    Next, we'll be checking for palindrome type specific conditions.

    For date palindromes we have to see if they are valid dates. Since the date pattern validation above can validate dates with 00-00-0000, here we'll be checking if the dates and months values provided are valid.

    let finalSequence = '';
    if(isDate){
      let dates = txt.match(/(\d{1,2}[-\/]{1})/g).map(val => parseInt(val.replaceAll(/[-\/]/g, '')));
      if(dates[0] < 1 || dates[0] > 31 || dates[1] < 1 || dates[1] > 12) return false;
      finalSequence = txt.match(/\d/g).join('');
    }
    

    We are declaring the variable finalSequence above which will be taking the final number or letter sequence that will be tested at the end of the palindromeScanner function. We then proceed to checking if the dates and months are valid.

    Next, we'll check if the input is a letter palindrome and if it satisfies the conditions we declared above.

      if(!isDate){
        let characters = txt.match(/[a-z]/gi);
        if(characters.length < 3) return false;
        finalSequence = characters.join('').toLowerCase();
      }
    

    Finally, we compare the sequence of our final string (finalSequence) with its reverse sequence and return the Boolean as the result of our function.

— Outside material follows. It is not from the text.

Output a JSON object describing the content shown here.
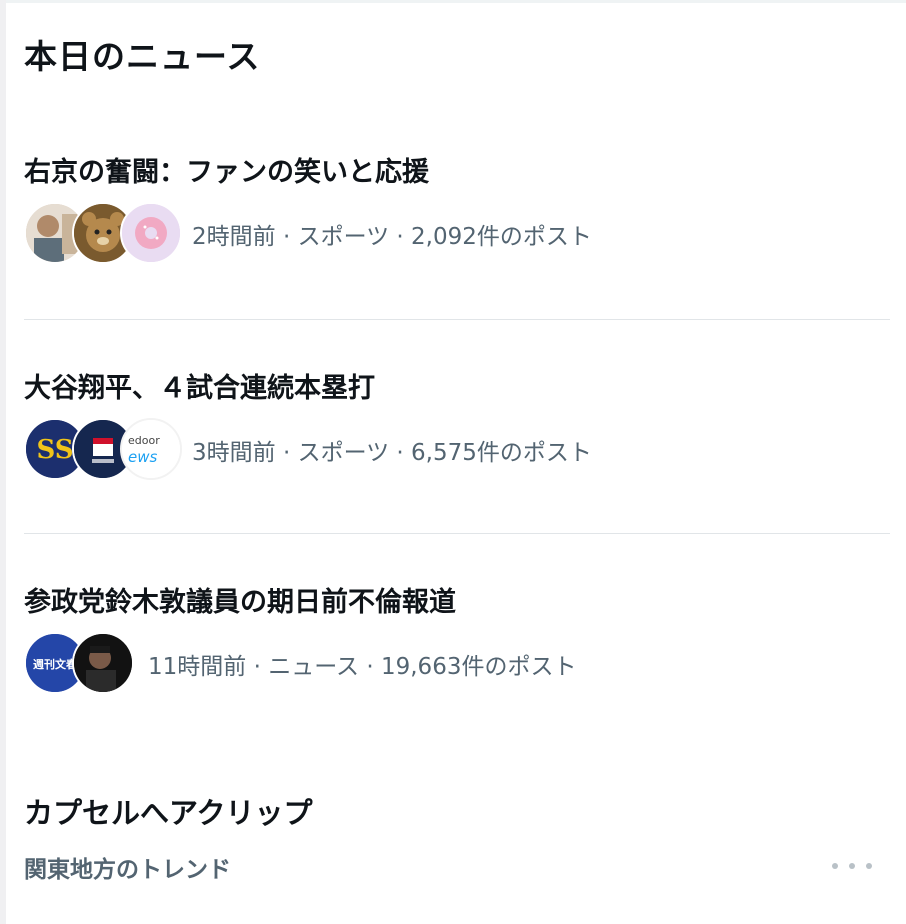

     return finalSequence === finalSequence.split('').reverse().join('');
    

    Bringing all this together we have the following code:

    const readline = require('readline');
    const { stdin: input, stdout: output } = require('process');
    const rl = readline.createInterface({
      input,
      output
    })
    
    function palindromeScanner(txt){
      if(/\d/.test(txt) && /[a-z]/.test(txt)) return false;
      let isDate = /(\d{1,2}[-\/]{1}){2}\d{4}/.test(txt) && !(/-/.test(txt) && /\//.test(txt));
      if(!isDate && !/[a-z]/.test(txt)) return false;
    
      let finalSequence = '';
      
      if(isDate){
        let dates = txt.match(/(\d{1,2})[-\/]{1}/g).map(val => parseInt(val.replaceAll(/[/-]/g, '')));
        if(dates[0] > 31 || dates[0] < 1 || dates[1] < 1 || dates[1] > 12) return false;
        finalSequence = txt.match(/[\d]/g).join('');
      }
    
      if(!isDate){
        let characters = txt.match(/[a-z]/gi);
        if(characters.length < 3) return false;
        finalSequence = characters.join('').toLowerCase();
      }
    
      return finalSequence === finalSequence.split('').reverse().join('');
    }
    
    console.log("** Palindrome Scanner **");
    console.log("Enter palindrome: ");
    rl.on('line', (input) => {
      console.log(`${input} is${palindromeScanner(input) ? '' : ' not'} a palindrome`);
      console.log("Enter palindrome: ");
    })
    

    And that completes our task of creating a palindrome scanner using JavaScript.

    Closing

    If you are curious enough to throw in some crazy palindromic texts, you'll notice that our palindrome scanner only checks if the provided input has palindromic characteristics. Whether you are providing meaningful words, phrases, or sentences, that's up to you to decide.

    Have fun creating interesting palindromes.